◆ Task item ◆
The entries that follow must be given again exactly, with no pictures kept.

*** Source material ***

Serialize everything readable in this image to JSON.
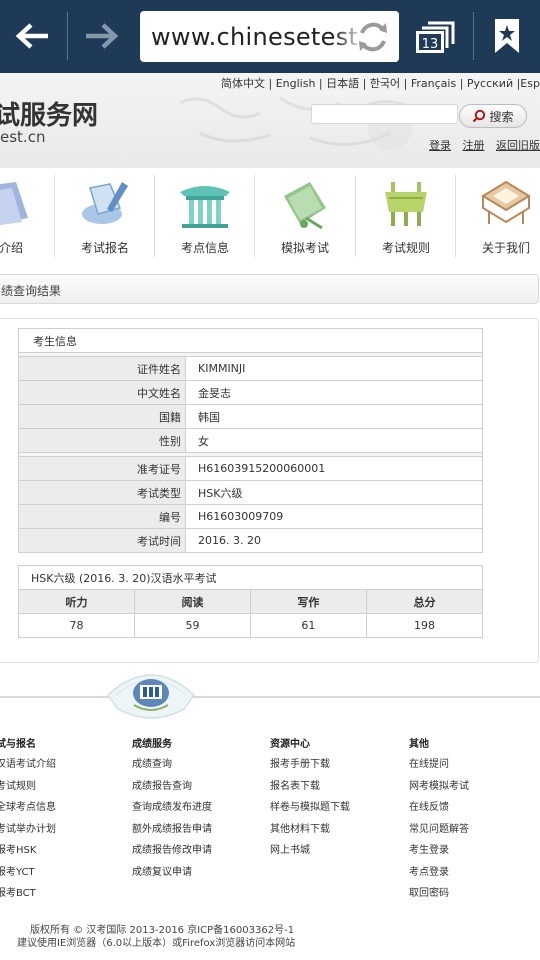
{
  "browser": {
    "url": "www.chinesetest",
    "tab_count": "13",
    "colors": {
      "toolbar": "#1f3a57"
    }
  },
  "header": {
    "languages": "简体中文 | English | 日本語 | 한국어 | Français | Русский |Español",
    "logo_main": "试服务网",
    "logo_sub": "est.cn",
    "search_button": "搜索",
    "search_placeholder": "",
    "links": {
      "login": "登录",
      "register": "注册",
      "old_version": "返回旧版"
    }
  },
  "nav": {
    "items": [
      {
        "label": "试介绍",
        "icon": "book-icon"
      },
      {
        "label": "考试报名",
        "icon": "pen-registration-icon"
      },
      {
        "label": "考点信息",
        "icon": "temple-icon"
      },
      {
        "label": "模拟考试",
        "icon": "scroll-icon"
      },
      {
        "label": "考试规则",
        "icon": "bronze-vessel-icon"
      },
      {
        "label": "关于我们",
        "icon": "box-icon"
      }
    ]
  },
  "section": {
    "title": "绩查询结果"
  },
  "candidate": {
    "caption": "考生信息",
    "rows": [
      {
        "label": "证件姓名",
        "value": "KIMMINJI"
      },
      {
        "label": "中文姓名",
        "value": "金旻志"
      },
      {
        "label": "国籍",
        "value": "韩国"
      },
      {
        "label": "性别",
        "value": "女"
      },
      {
        "label": "准考证号",
        "value": "H61603915200060001"
      },
      {
        "label": "考试类型",
        "value": "HSK六级"
      },
      {
        "label": "编号",
        "value": "H61603009709"
      },
      {
        "label": "考试时间",
        "value": "2016. 3. 20"
      }
    ]
  },
  "scores": {
    "caption": "HSK六级 (2016. 3. 20)汉语水平考试",
    "headers": [
      "听力",
      "阅读",
      "写作",
      "总分"
    ],
    "values": [
      "78",
      "59",
      "61",
      "198"
    ]
  },
  "footer": {
    "columns": [
      {
        "heading": "试与报名",
        "items": [
          "汉语考试介绍",
          "考试规则",
          "全球考点信息",
          "考试举办计划",
          "报考HSK",
          "报考YCT",
          "报考BCT"
        ]
      },
      {
        "heading": "成绩服务",
        "items": [
          "成绩查询",
          "成绩报告查询",
          "查询成绩发布进度",
          "额外成绩报告申请",
          "成绩报告修改申请",
          "成绩复议申请"
        ]
      },
      {
        "heading": "资源中心",
        "items": [
          "报考手册下载",
          "报名表下载",
          "样卷与模拟题下载",
          "其他材料下载",
          "网上书城"
        ]
      },
      {
        "heading": "其他",
        "items": [
          "在线提问",
          "网考模拟考试",
          "在线反馈",
          "常见问题解答",
          "考生登录",
          "考点登录",
          "取回密码"
        ]
      }
    ],
    "copyright": "版权所有 © 汉考国际 2013-2016  京ICP备16003362号-1",
    "browser_note": "建议使用IE浏览器（6.0以上版本）或Firefox浏览器访问本网站"
  }
}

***

◆ Completed exercise ◆
Serialize everything readable in this image to JSON.
{
  "browser": {
    "url": "www.chinesetest",
    "tab_count": "13",
    "colors": {
      "toolbar": "#1f3a57"
    }
  },
  "header": {
    "languages": "简体中文 | English | 日本語 | 한국어 | Français | Русский |Español",
    "logo_main": "试服务网",
    "logo_sub": "est.cn",
    "search_button": "搜索",
    "search_placeholder": "",
    "links": {
      "login": "登录",
      "register": "注册",
      "old_version": "返回旧版"
    }
  },
  "nav": {
    "items": [
      {
        "label": "试介绍",
        "icon": "book-icon"
      },
      {
        "label": "考试报名",
        "icon": "pen-registration-icon"
      },
      {
        "label": "考点信息",
        "icon": "temple-icon"
      },
      {
        "label": "模拟考试",
        "icon": "scroll-icon"
      },
      {
        "label": "考试规则",
        "icon": "bronze-vessel-icon"
      },
      {
        "label": "关于我们",
        "icon": "box-icon"
      }
    ]
  },
  "section": {
    "title": "绩查询结果"
  },
  "candidate": {
    "caption": "考生信息",
    "rows": [
      {
        "label": "证件姓名",
        "value": "KIMMINJI"
      },
      {
        "label": "中文姓名",
        "value": "金旻志"
      },
      {
        "label": "国籍",
        "value": "韩国"
      },
      {
        "label": "性别",
        "value": "女"
      },
      {
        "label": "准考证号",
        "value": "H61603915200060001"
      },
      {
        "label": "考试类型",
        "value": "HSK六级"
      },
      {
        "label": "编号",
        "value": "H61603009709"
      },
      {
        "label": "考试时间",
        "value": "2016. 3. 20"
      }
    ]
  },
  "scores": {
    "caption": "HSK六级 (2016. 3. 20)汉语水平考试",
    "headers": [
      "听力",
      "阅读",
      "写作",
      "总分"
    ],
    "values": [
      "78",
      "59",
      "61",
      "198"
    ]
  },
  "footer": {
    "columns": [
      {
        "heading": "试与报名",
        "items": [
          "汉语考试介绍",
          "考试规则",
          "全球考点信息",
          "考试举办计划",
          "报考HSK",
          "报考YCT",
          "报考BCT"
        ]
      },
      {
        "heading": "成绩服务",
        "items": [
          "成绩查询",
          "成绩报告查询",
          "查询成绩发布进度",
          "额外成绩报告申请",
          "成绩报告修改申请",
          "成绩复议申请"
        ]
      },
      {
        "heading": "资源中心",
        "items": [
          "报考手册下载",
          "报名表下载",
          "样卷与模拟题下载",
          "其他材料下载",
          "网上书城"
        ]
      },
      {
        "heading": "其他",
        "items": [
          "在线提问",
          "网考模拟考试",
          "在线反馈",
          "常见问题解答",
          "考生登录",
          "考点登录",
          "取回密码"
        ]
      }
    ],
    "copyright": "版权所有 © 汉考国际 2013-2016  京ICP备16003362号-1",
    "browser_note": "建议使用IE浏览器（6.0以上版本）或Firefox浏览器访问本网站"
  }
}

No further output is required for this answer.